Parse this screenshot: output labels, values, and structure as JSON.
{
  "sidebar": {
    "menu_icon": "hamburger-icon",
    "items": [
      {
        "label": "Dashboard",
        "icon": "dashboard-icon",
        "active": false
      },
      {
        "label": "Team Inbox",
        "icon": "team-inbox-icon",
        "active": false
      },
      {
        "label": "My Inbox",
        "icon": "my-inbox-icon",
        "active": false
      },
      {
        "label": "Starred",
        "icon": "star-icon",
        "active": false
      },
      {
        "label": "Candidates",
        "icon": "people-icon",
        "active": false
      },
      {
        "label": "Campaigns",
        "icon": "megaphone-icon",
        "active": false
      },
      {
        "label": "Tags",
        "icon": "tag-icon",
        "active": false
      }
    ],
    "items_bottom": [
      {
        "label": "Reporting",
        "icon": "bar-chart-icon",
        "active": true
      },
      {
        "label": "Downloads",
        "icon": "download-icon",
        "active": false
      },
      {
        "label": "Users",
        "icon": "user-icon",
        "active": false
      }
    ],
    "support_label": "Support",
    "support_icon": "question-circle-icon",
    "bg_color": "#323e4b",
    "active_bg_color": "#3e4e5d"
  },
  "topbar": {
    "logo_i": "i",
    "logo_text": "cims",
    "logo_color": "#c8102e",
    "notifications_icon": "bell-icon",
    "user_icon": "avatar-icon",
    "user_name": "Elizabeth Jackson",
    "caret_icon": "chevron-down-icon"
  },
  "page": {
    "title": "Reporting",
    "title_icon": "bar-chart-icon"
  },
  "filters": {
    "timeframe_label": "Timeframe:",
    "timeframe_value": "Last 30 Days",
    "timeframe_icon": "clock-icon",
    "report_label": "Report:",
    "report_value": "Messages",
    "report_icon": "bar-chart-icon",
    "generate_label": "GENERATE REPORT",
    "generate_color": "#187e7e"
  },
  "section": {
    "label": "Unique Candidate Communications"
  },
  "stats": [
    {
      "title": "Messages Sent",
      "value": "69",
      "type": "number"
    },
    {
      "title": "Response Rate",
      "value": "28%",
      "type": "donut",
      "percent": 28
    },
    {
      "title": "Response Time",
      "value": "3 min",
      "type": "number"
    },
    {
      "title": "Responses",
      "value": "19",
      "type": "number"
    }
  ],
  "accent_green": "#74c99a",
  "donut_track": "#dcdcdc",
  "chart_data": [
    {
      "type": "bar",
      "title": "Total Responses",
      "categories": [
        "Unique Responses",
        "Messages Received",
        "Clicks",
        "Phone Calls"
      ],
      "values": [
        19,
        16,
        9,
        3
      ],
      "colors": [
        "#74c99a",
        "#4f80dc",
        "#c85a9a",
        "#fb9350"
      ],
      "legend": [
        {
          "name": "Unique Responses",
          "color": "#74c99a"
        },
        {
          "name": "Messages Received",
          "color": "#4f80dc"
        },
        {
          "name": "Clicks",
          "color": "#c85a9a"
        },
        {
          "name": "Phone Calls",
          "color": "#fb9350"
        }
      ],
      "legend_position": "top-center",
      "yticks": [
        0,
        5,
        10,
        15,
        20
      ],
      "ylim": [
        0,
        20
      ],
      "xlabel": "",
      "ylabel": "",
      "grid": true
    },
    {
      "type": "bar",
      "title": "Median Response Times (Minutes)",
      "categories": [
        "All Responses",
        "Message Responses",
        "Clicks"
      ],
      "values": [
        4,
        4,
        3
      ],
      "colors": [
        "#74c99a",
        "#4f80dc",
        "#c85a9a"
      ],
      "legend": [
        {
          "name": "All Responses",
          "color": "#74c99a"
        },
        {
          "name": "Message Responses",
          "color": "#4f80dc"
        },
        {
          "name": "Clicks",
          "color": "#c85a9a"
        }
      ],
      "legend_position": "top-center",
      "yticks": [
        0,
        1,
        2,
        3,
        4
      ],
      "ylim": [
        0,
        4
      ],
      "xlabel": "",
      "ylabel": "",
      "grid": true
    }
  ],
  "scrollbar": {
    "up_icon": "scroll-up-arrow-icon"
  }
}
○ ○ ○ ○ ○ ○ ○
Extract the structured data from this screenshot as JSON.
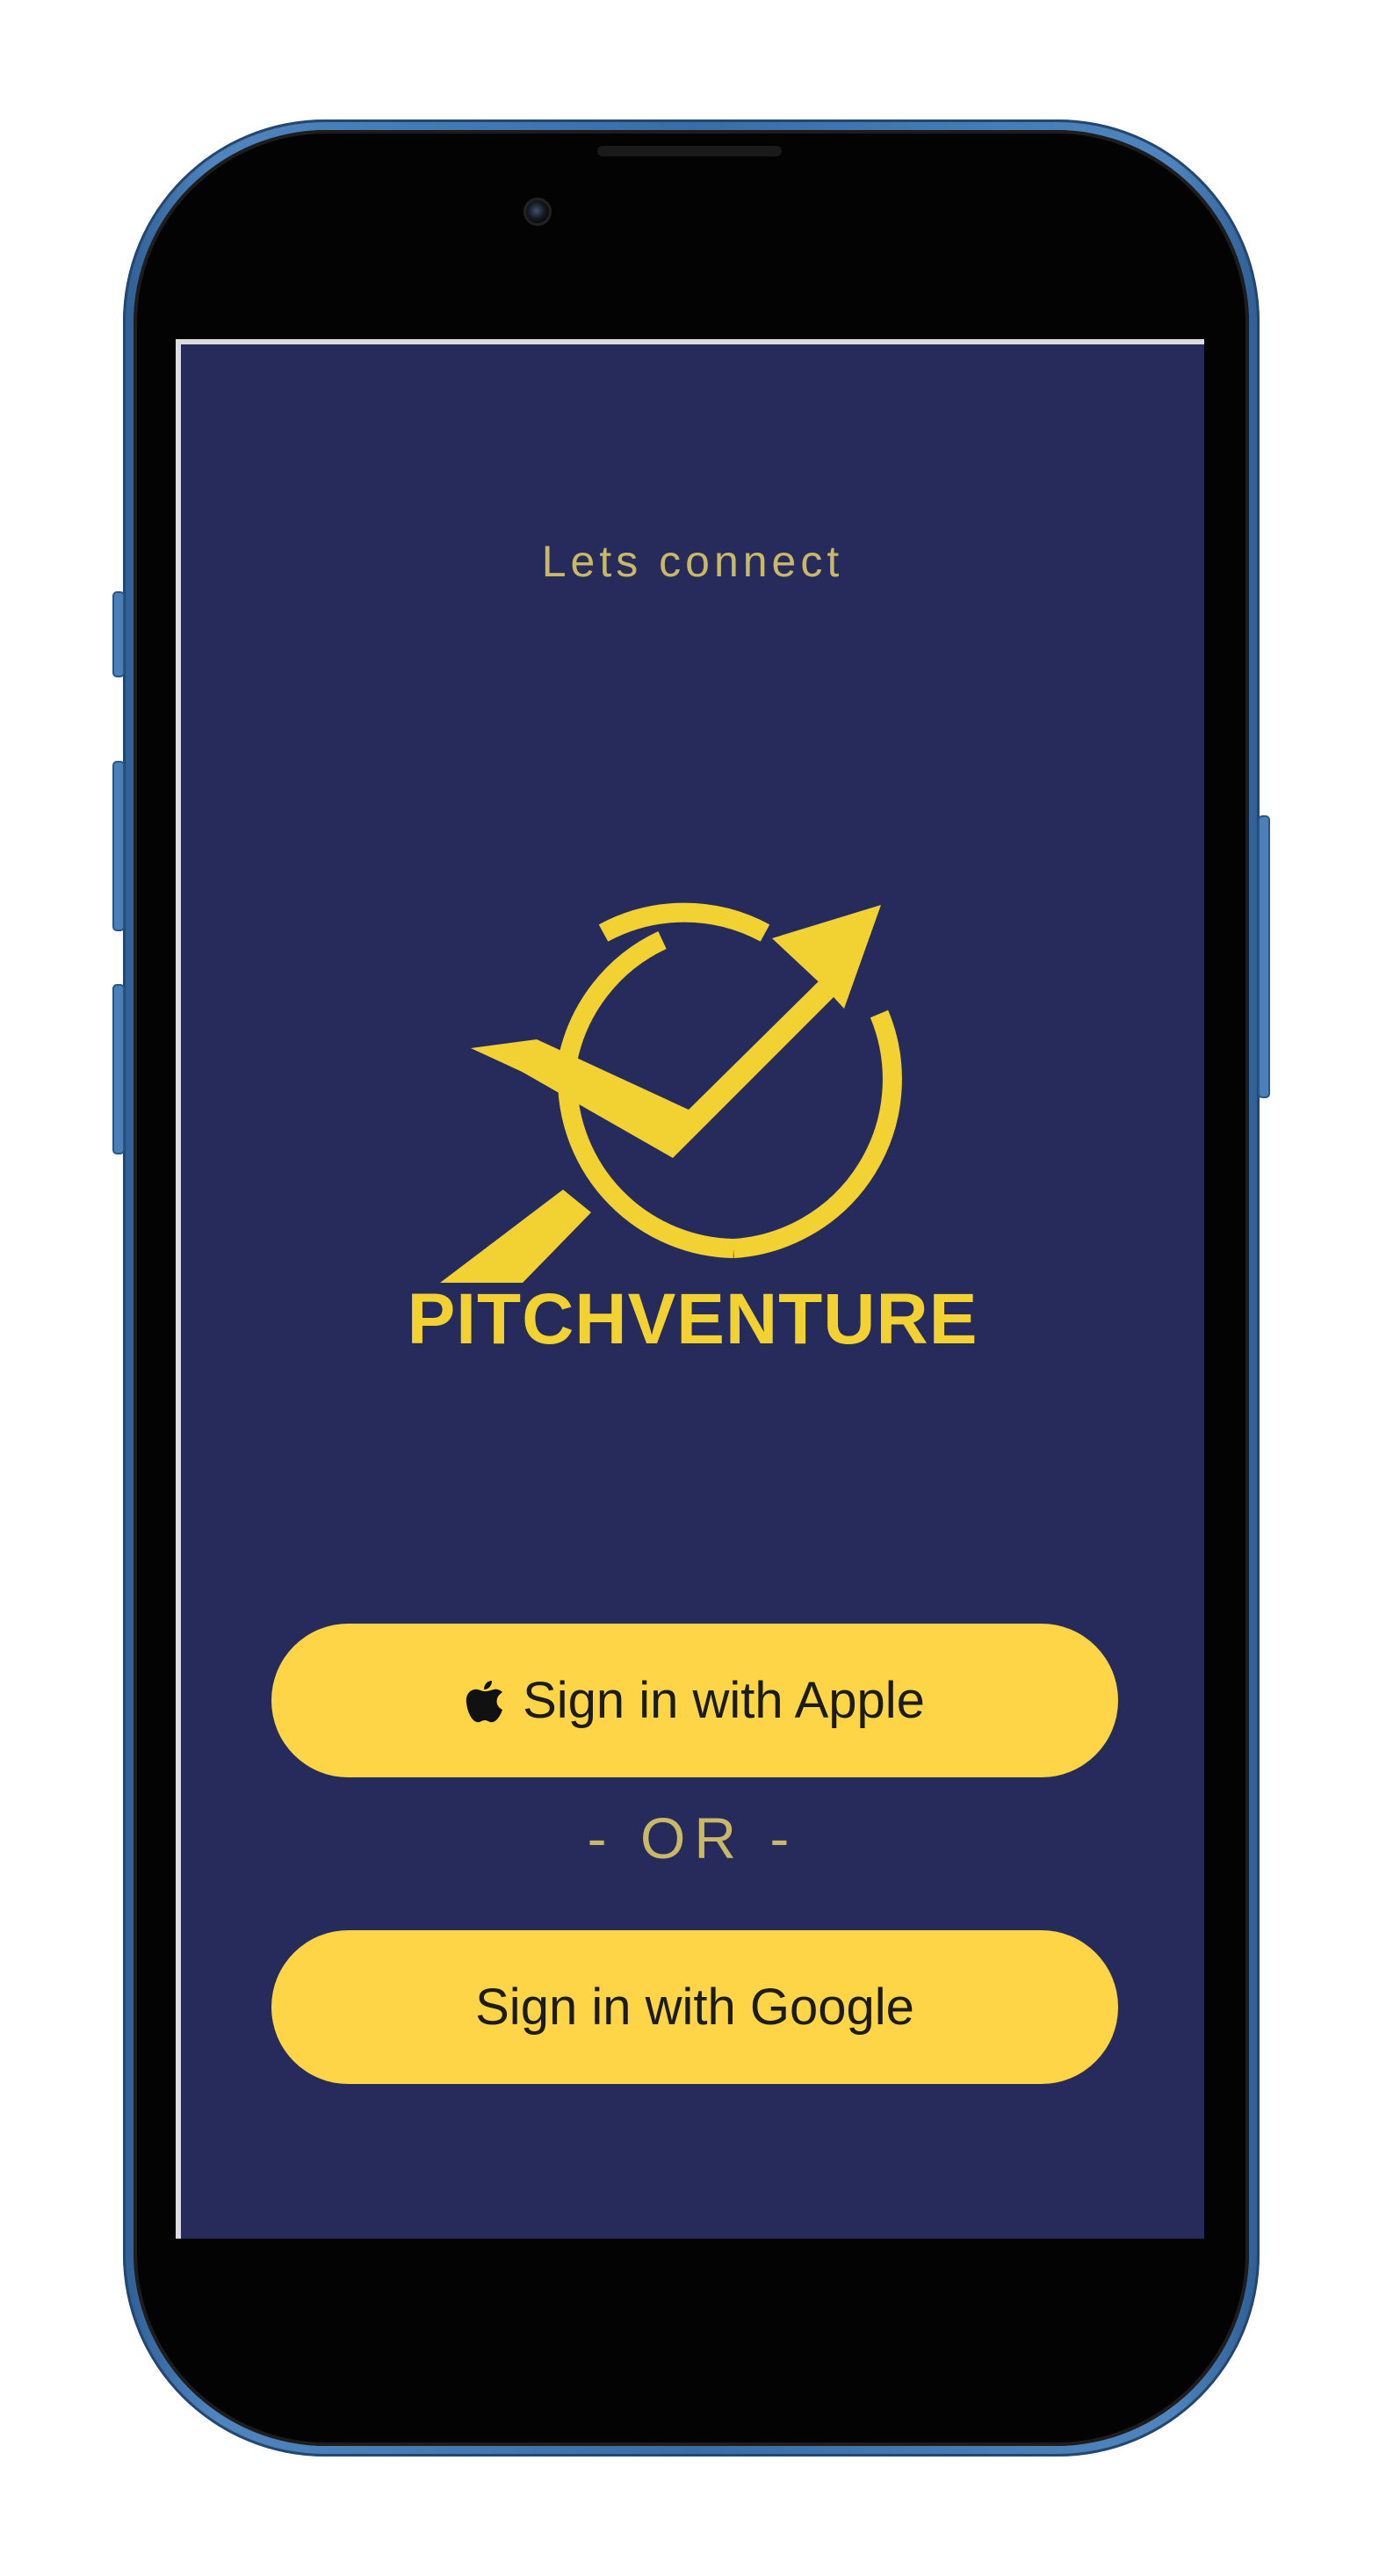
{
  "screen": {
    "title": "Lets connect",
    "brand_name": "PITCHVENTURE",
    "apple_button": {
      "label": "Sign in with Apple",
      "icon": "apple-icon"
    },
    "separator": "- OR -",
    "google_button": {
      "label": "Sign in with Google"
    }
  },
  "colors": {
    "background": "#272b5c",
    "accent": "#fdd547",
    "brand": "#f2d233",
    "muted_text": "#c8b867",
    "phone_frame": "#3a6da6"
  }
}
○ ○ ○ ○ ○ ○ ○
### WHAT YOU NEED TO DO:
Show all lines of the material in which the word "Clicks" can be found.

### WRITTEN SOLUTION:
        "Clicks",
          "name": "Clicks",
        "Clicks"
          "name": "Clicks",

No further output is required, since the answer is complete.